» **WORK TASK**
Please find every line in the records below that contains the word "right", and copy it.

------ RECORDED DATA

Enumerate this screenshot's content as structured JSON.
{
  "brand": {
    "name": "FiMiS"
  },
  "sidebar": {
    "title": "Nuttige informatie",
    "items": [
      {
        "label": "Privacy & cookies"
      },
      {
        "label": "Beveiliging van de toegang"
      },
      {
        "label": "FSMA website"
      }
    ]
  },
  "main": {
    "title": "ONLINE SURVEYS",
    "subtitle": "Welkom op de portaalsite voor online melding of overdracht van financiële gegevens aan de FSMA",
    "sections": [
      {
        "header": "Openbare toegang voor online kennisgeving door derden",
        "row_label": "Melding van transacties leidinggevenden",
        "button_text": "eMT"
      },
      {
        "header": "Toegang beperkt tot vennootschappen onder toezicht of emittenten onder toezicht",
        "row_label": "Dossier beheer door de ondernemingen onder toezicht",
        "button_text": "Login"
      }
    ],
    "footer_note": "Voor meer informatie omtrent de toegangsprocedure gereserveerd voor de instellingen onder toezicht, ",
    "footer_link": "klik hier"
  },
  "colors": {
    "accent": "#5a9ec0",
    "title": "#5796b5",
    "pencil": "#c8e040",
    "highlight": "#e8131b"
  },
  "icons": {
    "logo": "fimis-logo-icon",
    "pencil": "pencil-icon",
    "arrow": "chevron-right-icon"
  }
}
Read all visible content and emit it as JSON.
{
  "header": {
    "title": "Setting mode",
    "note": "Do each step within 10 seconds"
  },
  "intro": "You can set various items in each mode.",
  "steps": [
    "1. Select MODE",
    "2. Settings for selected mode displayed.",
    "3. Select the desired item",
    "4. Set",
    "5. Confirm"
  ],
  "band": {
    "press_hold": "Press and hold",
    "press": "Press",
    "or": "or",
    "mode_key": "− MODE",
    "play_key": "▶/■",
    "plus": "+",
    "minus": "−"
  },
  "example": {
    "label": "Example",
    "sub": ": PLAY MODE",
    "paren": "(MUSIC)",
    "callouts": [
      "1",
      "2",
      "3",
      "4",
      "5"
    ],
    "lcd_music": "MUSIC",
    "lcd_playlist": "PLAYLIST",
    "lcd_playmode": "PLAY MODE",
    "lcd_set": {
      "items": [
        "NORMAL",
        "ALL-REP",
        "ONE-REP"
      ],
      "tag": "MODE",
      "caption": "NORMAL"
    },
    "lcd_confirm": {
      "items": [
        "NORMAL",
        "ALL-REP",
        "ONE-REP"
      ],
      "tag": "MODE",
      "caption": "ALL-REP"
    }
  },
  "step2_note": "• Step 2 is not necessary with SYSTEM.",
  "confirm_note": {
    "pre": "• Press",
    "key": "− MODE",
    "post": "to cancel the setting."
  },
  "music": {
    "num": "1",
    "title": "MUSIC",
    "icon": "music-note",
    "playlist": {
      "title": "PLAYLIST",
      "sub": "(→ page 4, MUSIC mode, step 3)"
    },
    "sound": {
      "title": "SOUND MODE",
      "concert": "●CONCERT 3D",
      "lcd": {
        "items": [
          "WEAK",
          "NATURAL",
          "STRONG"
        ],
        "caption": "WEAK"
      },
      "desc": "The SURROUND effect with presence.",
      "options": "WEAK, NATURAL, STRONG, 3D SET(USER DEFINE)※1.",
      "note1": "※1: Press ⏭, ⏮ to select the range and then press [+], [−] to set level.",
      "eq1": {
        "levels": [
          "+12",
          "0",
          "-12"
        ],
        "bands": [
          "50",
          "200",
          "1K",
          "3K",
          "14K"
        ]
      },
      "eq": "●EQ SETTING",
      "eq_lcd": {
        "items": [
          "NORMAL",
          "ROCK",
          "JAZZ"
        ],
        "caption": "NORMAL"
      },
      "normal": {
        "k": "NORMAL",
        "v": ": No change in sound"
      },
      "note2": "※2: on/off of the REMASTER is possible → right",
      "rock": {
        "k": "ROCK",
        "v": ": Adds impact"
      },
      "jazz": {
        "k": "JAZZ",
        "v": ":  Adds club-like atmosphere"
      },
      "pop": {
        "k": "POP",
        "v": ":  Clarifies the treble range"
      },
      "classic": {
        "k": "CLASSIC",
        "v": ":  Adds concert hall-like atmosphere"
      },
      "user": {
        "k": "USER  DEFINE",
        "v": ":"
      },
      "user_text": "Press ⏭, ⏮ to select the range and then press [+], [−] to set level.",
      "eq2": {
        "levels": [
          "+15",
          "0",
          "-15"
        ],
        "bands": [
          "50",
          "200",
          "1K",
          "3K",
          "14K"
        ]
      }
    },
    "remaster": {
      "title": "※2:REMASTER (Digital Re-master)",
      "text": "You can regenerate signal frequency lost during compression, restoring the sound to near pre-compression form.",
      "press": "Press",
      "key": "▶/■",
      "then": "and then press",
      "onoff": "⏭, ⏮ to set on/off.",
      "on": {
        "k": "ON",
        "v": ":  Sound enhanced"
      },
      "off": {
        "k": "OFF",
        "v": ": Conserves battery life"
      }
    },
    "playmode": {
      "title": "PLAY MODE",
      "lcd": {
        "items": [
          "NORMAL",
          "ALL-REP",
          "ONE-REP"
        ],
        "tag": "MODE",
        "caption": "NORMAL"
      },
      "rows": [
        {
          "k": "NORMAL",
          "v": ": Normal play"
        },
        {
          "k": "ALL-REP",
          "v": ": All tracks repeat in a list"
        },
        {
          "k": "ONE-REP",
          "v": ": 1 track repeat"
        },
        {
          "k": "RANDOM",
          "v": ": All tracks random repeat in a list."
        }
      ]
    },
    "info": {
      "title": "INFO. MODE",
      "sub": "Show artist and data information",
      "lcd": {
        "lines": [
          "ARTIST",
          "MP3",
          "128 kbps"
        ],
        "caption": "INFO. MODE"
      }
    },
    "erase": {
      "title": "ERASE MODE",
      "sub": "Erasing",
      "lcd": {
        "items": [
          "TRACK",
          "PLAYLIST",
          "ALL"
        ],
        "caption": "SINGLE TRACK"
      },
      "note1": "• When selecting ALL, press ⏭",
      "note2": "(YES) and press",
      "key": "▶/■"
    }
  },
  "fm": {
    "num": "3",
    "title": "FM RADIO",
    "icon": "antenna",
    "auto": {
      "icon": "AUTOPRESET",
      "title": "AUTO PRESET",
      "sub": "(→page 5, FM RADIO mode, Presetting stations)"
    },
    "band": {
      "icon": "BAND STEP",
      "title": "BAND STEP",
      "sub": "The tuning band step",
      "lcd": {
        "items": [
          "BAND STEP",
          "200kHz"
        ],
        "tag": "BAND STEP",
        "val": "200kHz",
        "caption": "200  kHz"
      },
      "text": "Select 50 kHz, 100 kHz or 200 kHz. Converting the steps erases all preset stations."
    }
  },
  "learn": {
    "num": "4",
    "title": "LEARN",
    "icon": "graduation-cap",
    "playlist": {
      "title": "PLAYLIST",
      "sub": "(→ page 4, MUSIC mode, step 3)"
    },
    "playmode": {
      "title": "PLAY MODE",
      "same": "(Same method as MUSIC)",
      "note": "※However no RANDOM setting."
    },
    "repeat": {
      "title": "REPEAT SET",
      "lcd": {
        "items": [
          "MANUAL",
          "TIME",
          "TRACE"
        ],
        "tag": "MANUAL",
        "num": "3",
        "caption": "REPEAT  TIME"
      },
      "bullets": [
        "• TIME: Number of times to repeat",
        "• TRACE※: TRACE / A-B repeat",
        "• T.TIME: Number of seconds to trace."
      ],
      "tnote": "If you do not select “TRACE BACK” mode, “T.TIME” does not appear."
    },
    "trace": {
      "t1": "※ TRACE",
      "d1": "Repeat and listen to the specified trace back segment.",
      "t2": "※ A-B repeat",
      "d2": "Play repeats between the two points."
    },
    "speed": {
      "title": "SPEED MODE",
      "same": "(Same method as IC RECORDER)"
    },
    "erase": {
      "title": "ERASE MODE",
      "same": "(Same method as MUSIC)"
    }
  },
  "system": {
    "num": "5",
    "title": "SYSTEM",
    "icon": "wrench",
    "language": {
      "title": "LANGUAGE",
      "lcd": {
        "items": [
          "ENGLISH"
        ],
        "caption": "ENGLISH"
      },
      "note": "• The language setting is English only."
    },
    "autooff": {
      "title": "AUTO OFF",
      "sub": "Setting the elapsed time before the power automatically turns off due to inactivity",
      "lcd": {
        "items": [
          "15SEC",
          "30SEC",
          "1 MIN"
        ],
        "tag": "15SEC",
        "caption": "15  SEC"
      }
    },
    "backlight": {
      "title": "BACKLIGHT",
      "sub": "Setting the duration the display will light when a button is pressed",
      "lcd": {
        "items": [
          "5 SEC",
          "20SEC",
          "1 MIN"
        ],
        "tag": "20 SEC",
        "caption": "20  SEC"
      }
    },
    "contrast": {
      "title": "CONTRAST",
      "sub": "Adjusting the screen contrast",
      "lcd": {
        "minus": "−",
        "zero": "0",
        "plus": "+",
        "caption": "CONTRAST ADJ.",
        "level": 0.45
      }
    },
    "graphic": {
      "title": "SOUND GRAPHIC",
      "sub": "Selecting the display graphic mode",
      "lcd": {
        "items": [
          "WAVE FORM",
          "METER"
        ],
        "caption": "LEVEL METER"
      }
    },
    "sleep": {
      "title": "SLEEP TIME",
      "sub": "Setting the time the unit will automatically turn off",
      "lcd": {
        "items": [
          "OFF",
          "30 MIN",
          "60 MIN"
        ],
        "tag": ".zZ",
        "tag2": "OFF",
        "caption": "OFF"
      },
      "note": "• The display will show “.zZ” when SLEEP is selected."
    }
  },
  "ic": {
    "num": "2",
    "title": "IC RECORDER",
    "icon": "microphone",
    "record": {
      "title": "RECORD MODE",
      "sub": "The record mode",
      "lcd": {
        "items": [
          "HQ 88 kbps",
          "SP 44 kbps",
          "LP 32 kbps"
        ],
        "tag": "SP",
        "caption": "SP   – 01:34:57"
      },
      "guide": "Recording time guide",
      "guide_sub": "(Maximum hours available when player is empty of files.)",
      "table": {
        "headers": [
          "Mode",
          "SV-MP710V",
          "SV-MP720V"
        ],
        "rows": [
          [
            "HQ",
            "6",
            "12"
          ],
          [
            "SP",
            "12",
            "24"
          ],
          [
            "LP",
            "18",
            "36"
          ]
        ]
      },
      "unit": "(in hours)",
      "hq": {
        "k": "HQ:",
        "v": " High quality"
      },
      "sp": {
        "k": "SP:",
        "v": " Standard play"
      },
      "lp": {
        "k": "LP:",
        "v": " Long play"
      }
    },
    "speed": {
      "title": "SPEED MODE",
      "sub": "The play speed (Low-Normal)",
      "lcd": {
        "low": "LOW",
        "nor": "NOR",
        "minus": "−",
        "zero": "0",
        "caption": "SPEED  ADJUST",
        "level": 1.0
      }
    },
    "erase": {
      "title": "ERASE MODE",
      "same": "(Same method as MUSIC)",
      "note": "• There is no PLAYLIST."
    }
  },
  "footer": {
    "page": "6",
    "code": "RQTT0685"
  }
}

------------

» **WRITTEN SOLUTION**
    "arrow": "chevron-right-icon"
      "note2": "※2: on/off of the REMASTER is possible → right",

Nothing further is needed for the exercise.